Article 5069-1.05 of the Texas Revised Civil Statutes states that every judgment earns interest from the date of its rendition until it is satisfied. Tex.Rev.Civ.Stat.Ann. art. 5069-1.05, sec. 2 (Vernon Supp. 1989). First State Bank argues that it never “committed any wrong whatsoever against the appellees,” and that appellees are entitled to damages from Continental only. However, by prosecuting this appeal, First State Bank delayed appellees’ collection of that portion of the judgment available from funds in the court registry. Our reading of Tex.Rev.Civ.Stat.Ann. art. 5069-1.05, secs. 3(a), (b), and (c) (Vernon Supp. 1989), convinces us that the legislature intended post-judgment interest to accrue during an appeal and to be awarded if the plaintiff prevails. We see no reason to deny appellees post-judgment interest at the prevailing rate on funds deposited in the court’s registry merely because an intervenor, rather than the defendant, took the appeal and delayed appellees’ rightful receipt of the funds. However, we note that interest has accrued on the funds in the registry after the date of judgment and prior to the withdrawal of the funds by appellees. Such interest shall be credited to the post-judgment interest assessed against First State Bank on the amount paid in to the trial court’s registry.

First State Bank’s third point of error is sustained in part; the judgment is reformed to allow post-judgment interest to appellees against First State Bank on the amount of the registry funds only, with credit to First State Bank for interest accrued and paid by the clerk.

The discussion of the remaining points of error does not meet the criteria for publication, Tex.R.App.P. 90, and is thus ordered not published. Except as reformed above, the judgment is affirmed.
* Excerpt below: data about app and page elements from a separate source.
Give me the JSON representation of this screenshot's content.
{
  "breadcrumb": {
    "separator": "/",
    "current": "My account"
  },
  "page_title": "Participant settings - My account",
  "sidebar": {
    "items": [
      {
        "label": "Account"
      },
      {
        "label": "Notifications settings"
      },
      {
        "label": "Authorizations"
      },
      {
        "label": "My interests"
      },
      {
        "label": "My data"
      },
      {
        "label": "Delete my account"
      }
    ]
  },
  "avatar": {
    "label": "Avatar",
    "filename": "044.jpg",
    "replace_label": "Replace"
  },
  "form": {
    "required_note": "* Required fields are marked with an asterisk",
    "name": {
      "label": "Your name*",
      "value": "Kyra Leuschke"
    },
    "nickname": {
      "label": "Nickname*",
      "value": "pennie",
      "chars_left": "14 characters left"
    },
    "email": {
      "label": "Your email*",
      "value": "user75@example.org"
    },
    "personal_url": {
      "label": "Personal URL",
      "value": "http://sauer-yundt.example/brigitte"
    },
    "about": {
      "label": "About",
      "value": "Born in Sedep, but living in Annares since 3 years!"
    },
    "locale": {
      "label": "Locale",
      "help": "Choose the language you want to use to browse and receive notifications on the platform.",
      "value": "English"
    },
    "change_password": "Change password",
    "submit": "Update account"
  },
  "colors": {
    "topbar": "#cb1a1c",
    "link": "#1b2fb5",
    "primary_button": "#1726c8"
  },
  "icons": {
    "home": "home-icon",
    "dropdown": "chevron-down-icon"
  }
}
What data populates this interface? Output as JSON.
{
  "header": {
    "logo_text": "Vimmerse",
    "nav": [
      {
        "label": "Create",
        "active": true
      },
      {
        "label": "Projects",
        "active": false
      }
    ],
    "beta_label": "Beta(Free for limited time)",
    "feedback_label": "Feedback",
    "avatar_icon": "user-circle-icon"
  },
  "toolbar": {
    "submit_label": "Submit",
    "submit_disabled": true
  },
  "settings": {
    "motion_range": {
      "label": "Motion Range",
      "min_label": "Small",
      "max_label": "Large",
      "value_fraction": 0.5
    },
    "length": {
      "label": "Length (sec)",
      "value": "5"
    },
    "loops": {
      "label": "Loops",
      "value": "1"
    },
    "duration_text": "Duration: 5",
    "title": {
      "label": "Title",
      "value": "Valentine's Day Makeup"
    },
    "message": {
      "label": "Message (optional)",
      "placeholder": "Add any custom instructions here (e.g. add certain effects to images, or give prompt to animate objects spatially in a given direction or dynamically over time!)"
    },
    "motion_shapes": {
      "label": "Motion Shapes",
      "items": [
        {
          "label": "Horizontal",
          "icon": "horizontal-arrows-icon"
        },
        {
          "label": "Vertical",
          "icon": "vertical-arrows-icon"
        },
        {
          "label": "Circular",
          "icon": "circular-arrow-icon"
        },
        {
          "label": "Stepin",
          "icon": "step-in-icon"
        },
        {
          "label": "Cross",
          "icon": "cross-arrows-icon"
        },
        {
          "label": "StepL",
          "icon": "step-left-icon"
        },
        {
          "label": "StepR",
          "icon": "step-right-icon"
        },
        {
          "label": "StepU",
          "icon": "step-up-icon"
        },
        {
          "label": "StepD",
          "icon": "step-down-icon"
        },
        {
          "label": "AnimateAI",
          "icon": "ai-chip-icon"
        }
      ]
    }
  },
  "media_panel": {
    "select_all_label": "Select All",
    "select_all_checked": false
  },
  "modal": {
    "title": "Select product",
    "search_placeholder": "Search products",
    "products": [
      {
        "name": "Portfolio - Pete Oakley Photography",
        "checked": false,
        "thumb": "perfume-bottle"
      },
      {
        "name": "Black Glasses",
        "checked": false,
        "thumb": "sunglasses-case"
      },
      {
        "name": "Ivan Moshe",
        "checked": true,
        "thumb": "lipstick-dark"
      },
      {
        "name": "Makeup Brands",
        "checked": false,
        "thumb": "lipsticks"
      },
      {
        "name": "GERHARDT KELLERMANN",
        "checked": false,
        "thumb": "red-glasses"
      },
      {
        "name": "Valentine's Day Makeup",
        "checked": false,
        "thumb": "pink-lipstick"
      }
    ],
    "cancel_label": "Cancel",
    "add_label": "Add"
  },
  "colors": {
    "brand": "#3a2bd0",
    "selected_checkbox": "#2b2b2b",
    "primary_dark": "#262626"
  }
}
[1] Appellees’ original petition also names InterFirst as a defendant, and InterFirst was served in September 1986. InterFirst filed a general denial in November 1986, and further pled that Continental had paid its debt in full to InterFirst, and that InterFirst had assigned all of its interest in Continental’s assets to Citizens National Bank. Appellees’ motion to nonsuit InterFirst without prejudice was granted in July 1988.
[2] An affidavit by Darrel Cobb, an officer of Continental, attached to First State Bank’s motion for summary judgment, states that the property was foreclosed on as evidenced by an April 30, 1986 form letter from InterFirst’s attorneys to “Those Persons and Firms Owing Account to Continental Trucking, Inc.”